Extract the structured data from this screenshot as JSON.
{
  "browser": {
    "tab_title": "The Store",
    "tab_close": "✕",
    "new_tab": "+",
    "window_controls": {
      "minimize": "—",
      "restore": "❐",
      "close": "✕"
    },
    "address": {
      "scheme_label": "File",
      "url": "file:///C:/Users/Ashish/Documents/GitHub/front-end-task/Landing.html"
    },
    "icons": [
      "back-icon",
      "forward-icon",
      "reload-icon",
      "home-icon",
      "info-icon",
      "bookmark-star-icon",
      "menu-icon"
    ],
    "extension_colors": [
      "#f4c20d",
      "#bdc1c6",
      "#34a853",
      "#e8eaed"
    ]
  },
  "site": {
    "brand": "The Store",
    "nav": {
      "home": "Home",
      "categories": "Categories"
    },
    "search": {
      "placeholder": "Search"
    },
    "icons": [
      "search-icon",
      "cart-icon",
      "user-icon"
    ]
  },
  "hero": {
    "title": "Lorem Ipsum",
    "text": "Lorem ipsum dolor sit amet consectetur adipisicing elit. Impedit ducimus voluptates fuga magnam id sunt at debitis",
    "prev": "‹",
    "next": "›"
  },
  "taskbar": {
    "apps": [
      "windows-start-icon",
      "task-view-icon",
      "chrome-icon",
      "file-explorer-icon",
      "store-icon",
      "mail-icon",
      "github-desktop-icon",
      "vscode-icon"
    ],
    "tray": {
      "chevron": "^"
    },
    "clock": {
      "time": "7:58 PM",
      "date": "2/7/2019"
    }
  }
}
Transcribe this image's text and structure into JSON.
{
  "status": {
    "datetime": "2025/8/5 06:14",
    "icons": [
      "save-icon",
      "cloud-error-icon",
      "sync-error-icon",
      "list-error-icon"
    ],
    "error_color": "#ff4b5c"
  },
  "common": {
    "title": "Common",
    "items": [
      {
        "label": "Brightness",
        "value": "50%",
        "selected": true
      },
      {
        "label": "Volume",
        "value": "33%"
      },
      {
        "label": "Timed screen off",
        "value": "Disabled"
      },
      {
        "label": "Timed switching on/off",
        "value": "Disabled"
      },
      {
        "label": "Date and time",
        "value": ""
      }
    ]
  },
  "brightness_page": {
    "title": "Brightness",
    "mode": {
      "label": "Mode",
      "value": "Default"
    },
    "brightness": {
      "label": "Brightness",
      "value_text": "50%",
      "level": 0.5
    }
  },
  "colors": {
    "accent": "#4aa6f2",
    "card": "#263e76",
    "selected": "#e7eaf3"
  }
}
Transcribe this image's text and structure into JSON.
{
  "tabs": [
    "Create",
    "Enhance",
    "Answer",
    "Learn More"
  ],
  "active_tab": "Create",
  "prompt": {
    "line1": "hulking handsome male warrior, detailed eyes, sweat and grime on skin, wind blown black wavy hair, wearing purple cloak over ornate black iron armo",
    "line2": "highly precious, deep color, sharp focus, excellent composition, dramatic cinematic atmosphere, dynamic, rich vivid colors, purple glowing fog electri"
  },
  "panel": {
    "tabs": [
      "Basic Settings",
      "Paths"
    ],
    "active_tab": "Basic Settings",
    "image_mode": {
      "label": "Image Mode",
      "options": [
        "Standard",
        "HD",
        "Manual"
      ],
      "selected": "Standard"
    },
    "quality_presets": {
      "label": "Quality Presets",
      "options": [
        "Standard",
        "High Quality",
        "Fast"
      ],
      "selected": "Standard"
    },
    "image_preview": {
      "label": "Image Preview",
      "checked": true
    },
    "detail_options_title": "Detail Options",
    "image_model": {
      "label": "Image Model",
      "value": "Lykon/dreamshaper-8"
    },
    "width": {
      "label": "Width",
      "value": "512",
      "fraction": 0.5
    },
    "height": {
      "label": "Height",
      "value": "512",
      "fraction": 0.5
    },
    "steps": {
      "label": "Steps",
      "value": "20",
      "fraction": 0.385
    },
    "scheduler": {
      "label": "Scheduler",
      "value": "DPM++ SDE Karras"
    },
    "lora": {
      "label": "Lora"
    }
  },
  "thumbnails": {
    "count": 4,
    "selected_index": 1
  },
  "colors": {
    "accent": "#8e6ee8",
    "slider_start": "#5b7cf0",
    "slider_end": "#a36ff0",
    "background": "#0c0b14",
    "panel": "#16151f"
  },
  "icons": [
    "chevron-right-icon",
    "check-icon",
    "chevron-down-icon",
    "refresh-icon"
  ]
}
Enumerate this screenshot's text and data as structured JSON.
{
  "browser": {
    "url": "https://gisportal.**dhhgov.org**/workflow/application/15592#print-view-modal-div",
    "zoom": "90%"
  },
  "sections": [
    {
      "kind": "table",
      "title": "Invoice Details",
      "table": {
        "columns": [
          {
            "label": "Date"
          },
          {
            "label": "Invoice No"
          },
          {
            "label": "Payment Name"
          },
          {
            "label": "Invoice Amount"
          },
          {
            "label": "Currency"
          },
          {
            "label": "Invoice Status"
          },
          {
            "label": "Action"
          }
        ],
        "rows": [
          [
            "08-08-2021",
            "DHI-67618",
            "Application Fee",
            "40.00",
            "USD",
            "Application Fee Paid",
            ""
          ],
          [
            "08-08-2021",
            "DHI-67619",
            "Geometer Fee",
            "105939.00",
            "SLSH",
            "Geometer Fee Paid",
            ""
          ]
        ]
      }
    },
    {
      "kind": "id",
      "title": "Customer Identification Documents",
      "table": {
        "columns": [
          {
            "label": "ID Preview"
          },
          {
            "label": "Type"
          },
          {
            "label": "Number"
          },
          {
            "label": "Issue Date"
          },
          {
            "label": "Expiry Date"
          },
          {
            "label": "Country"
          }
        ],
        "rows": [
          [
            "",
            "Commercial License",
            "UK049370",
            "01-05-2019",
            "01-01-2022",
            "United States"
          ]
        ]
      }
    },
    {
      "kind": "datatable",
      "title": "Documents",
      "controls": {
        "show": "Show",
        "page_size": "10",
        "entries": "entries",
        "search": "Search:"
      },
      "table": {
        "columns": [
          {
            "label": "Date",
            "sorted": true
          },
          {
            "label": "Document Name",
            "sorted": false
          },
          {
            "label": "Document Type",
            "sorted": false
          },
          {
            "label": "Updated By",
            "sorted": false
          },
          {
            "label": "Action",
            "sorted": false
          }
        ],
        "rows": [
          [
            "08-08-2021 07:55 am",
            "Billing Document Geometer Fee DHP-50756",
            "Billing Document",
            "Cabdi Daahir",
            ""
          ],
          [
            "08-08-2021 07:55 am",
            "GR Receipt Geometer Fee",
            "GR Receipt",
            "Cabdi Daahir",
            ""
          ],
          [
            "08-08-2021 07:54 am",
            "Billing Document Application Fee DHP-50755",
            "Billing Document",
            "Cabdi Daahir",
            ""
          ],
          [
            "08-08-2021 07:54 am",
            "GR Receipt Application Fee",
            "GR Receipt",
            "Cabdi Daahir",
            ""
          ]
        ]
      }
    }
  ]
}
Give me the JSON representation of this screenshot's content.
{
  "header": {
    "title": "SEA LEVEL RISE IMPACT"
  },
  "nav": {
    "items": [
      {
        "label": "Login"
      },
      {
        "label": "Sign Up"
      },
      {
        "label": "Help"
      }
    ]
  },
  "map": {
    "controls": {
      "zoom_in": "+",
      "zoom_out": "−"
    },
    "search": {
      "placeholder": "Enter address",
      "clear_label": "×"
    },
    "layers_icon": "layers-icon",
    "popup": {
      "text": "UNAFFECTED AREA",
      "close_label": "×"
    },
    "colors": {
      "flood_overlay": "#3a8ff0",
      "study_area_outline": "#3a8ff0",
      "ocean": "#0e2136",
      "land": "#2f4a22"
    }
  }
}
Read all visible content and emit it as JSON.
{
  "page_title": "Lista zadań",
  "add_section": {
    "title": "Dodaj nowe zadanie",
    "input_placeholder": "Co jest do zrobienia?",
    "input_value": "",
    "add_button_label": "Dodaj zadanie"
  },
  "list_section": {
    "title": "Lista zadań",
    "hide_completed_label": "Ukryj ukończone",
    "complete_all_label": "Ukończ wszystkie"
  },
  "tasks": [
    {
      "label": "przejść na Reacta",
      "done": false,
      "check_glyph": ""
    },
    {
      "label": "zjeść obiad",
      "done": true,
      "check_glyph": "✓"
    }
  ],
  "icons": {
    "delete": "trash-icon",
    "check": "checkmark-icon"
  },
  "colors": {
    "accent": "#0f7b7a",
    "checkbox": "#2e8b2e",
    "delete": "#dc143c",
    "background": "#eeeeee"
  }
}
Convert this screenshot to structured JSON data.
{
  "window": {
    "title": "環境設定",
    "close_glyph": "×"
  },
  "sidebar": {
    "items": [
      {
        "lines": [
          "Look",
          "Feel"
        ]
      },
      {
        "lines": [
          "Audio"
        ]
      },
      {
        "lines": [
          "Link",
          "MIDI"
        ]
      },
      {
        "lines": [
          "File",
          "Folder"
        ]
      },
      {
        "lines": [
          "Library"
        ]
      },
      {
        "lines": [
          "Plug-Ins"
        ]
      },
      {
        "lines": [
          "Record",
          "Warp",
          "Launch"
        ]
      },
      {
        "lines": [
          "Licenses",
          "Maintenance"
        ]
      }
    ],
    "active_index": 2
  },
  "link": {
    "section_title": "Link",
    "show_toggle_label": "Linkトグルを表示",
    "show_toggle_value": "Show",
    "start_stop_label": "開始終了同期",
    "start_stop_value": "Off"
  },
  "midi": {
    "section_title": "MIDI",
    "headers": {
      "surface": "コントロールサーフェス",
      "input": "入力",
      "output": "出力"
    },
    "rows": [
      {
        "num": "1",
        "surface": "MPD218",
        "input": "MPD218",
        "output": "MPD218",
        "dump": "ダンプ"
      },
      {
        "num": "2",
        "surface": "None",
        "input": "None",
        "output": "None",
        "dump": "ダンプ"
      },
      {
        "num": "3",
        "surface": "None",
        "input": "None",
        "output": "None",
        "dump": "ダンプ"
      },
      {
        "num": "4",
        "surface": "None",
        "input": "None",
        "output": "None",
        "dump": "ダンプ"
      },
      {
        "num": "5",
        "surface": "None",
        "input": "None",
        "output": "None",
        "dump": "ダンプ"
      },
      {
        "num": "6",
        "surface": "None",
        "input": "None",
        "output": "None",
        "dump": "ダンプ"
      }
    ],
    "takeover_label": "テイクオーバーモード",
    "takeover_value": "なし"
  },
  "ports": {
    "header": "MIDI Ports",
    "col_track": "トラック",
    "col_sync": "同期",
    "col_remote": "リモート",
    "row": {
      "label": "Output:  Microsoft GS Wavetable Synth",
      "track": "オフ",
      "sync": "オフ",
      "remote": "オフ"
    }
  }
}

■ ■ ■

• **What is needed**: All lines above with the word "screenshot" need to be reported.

• **Your solution**:
Extract the structured data from this screenshot as JSON.
Enumerate this screenshot's text and data as structured JSON.
Give me the JSON representation of this screenshot's content.
Convert this screenshot to structured JSON data.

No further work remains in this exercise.